▸ **Your instructions**: Locate each line below that includes "likes" and reproduce it.

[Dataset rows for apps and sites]
======

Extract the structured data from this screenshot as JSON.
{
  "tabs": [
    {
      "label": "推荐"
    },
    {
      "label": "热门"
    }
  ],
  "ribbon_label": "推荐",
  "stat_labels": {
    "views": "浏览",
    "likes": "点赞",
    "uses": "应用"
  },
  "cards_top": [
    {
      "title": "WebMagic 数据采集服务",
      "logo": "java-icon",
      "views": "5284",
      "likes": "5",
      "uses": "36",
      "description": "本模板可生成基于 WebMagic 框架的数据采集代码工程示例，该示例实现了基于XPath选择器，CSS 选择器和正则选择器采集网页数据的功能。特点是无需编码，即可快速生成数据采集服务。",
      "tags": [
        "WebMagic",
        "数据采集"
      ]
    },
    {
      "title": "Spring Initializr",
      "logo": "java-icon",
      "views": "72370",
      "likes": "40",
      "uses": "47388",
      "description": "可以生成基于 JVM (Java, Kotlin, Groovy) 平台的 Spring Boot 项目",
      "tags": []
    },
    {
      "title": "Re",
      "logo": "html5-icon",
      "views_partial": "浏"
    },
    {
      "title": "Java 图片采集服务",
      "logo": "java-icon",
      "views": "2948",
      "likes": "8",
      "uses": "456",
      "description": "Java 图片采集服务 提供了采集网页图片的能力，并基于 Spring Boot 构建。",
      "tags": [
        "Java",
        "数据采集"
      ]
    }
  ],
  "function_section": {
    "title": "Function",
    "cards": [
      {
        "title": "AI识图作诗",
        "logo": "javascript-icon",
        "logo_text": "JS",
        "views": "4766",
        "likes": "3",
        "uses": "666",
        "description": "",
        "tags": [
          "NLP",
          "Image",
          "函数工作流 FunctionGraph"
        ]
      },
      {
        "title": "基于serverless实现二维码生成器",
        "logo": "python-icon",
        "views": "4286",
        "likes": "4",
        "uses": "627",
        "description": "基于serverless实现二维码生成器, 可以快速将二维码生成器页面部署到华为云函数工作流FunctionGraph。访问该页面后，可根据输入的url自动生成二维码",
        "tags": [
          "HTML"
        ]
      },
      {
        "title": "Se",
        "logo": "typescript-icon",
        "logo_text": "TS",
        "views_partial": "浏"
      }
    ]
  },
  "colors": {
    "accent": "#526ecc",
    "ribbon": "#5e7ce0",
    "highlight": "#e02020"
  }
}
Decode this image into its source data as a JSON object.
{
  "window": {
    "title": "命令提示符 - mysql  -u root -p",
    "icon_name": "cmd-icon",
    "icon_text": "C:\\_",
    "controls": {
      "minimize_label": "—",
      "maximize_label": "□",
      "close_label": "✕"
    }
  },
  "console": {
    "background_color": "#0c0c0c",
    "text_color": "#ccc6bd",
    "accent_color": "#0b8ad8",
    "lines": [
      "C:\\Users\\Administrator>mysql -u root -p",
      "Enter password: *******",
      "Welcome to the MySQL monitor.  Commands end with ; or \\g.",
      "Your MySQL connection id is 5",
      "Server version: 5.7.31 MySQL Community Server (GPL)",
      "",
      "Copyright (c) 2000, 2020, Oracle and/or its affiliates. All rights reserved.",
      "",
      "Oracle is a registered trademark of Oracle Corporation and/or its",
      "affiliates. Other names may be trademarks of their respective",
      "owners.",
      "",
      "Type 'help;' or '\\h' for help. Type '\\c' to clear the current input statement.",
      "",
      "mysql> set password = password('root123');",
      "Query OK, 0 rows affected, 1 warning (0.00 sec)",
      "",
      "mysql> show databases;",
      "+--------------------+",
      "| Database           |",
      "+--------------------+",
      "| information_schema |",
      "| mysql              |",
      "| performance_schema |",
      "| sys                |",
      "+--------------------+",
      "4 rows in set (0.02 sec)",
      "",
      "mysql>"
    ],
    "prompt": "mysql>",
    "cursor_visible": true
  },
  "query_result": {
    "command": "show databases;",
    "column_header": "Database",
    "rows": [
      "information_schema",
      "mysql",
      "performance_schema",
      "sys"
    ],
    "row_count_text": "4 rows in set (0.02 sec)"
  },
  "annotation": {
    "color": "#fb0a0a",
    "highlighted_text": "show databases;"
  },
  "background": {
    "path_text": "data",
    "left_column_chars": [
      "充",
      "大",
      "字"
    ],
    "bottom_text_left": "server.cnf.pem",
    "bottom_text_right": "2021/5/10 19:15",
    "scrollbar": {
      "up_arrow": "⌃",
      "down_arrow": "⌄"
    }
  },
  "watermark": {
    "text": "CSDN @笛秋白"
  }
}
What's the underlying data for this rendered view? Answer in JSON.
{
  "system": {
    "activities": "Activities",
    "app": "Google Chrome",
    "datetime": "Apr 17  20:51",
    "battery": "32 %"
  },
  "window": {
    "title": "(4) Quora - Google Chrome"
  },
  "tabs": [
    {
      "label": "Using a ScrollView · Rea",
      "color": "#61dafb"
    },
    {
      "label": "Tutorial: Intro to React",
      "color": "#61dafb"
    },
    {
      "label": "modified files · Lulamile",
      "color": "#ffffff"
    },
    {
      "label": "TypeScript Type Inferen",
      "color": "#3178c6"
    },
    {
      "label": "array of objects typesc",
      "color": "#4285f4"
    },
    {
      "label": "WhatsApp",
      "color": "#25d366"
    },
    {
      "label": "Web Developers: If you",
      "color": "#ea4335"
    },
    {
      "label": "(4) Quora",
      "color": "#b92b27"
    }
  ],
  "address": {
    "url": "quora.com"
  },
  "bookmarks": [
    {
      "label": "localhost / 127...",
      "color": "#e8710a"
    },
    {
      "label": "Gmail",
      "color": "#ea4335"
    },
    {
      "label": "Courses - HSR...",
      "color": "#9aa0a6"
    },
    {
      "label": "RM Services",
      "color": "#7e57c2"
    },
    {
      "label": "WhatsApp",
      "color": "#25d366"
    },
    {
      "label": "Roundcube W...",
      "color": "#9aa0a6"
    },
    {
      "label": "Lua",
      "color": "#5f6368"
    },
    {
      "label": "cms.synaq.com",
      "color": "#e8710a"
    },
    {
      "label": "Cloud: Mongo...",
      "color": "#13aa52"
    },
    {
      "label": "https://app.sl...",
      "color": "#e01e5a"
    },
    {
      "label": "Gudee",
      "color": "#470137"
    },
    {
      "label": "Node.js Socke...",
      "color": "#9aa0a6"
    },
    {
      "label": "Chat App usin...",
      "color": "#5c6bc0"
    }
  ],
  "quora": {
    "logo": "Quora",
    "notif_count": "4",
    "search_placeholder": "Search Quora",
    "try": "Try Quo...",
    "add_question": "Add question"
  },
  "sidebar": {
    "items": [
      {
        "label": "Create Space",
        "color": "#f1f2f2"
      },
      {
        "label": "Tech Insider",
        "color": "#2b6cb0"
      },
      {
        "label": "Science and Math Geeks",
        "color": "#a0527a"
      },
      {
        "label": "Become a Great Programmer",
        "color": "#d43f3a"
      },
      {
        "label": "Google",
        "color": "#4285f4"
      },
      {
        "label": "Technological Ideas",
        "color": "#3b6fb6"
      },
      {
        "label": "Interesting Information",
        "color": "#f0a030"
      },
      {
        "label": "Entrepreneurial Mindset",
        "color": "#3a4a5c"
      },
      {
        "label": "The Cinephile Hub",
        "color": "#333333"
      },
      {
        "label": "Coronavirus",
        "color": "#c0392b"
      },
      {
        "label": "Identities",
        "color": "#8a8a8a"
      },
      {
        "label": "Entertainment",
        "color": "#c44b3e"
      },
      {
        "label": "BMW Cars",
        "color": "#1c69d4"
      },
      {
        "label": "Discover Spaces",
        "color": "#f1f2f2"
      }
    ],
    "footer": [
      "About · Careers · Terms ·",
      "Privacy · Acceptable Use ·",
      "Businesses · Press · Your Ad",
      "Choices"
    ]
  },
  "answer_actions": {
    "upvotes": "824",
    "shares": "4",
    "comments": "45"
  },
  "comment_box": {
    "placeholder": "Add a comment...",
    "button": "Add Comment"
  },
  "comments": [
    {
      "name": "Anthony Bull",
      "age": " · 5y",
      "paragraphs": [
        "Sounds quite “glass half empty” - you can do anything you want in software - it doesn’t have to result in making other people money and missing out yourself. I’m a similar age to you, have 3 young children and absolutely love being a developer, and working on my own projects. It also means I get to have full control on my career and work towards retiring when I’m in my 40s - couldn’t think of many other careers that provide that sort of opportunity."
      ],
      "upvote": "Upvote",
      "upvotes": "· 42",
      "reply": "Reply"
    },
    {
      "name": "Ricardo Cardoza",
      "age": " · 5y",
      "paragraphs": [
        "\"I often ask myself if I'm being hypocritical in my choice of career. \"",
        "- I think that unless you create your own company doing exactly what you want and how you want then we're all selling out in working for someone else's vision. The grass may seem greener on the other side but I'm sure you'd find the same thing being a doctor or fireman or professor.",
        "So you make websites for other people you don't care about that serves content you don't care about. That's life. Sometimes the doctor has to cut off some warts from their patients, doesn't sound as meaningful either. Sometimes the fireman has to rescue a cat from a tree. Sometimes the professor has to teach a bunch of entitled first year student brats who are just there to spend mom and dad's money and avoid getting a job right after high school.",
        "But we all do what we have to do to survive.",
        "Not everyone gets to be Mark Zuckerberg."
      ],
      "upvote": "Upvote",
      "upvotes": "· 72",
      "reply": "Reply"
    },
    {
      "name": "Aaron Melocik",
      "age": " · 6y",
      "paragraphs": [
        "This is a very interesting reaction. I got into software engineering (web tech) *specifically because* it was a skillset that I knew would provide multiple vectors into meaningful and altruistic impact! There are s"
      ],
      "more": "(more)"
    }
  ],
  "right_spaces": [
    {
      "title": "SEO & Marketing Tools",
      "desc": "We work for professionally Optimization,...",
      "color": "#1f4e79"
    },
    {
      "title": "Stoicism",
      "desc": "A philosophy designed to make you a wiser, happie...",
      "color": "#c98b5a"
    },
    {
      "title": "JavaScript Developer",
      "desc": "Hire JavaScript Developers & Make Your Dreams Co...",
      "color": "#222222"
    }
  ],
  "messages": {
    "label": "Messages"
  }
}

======

▸ **Expected answer**:
    "likes": "点赞",
      "likes": "5",
      "likes": "40",
      "likes": "8",
        "likes": "3",
        "likes": "4",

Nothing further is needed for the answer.